Now, $26 billion may sound like a lot, but it’s really not — consider that we spend around $20 billion per year in fossil fuel subsidies alone, or almost $2 billion per year maintaining abandoned buildings. If $26 billion could almost guarantee retirement funds for most, if not all Americans, this seems like a proposal we have to take seriously.
Of course, there would be plenty of hang-ups and assumptions, but getting this conversation started is a good move on Ackman’s part.
Beware promises to cut your taxes
It’s election season, and the lies and misleading promises are flying at us.
With the pandemic and all, it’s a particularly tricky time to be a politician. But one way to win over voters is to promise them stuff, like healthcare, stimulus checks, or tax breaks. While these all sound great, they’re often empty promises — and it’s important not to get your hopes up as 2020 drags on.
Case in point, the White House recently ordered a payroll tax holiday that went into effect on Tuesday and lasts through the end of the year. Under the people earning under $4,000 every two weeks, or below $104,000 annually, won't have to pay the 6.2% tax out of their paychecks, which funds Social Security.
Sounds great, right? That’s the whole idea: The president issued a tax cut, and now, you should see more money in your paycheck.
But that’s not how it’s going to work. Instead, the guidance says that your employer has the option to stop withholding those taxes, which they may not. And it also doesn’t absolve a worker or employer of those taxes, it simply defers them. That means you still need to pay those taxes, just not until next year.
Next year as in, after the election.
So keep that in mind — you’re likely to hear more promises or short-term fixes offered up to try and win your support from both candidates. Just remember to keep an eye on the details and know what, exactly, you’ll be on the hook for when all is said and done.
This week’s numbers and links
You never really realized how much of the economy depends on people physically going to work.

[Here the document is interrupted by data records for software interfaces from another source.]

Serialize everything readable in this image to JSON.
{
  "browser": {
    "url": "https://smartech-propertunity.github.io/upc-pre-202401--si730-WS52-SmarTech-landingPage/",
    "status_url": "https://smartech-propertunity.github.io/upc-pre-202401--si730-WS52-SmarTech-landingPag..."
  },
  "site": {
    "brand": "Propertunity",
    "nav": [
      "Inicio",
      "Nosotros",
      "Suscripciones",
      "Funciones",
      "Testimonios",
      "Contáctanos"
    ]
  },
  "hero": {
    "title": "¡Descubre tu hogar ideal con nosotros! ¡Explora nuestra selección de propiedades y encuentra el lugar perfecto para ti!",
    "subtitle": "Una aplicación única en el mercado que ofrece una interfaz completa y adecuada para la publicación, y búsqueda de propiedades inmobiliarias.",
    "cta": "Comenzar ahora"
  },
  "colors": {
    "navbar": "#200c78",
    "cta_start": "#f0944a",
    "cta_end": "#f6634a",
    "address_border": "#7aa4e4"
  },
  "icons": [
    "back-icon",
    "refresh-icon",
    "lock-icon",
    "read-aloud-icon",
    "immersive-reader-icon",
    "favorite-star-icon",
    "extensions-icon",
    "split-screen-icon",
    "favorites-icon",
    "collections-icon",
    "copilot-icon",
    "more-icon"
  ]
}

$1.1 million: The bill one man received after spending over two months in the hospital. He only ended up paying $3,000 out of pocket, however.
44.4%: The share of the vote won by U.S. Rep. Joseph P. Kennedy III in a primary race for Massachusetts' Senate seat currently held by incumbent Ed Markey. He’s the first Kennedy to lose a statewide election in Massachusetts.

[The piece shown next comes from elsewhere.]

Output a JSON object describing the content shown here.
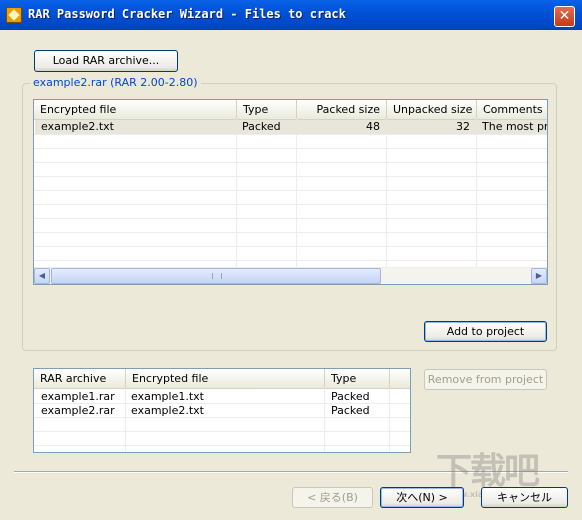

104.4%: The projected size of the federal debt, compared to GDP, for fiscal year 2021 — in other words, the national debt will be larger than the entire economy.
$364.5 million: The amount raised by the Biden campaign in August, a monthly record for a presidential campaign.
David Blaine floated away with a bunch of balloons.
Long, but interesting: The Truth is Paywalled, But the Lies Are Free
Finally, watch out for puppy scams.
Until next time,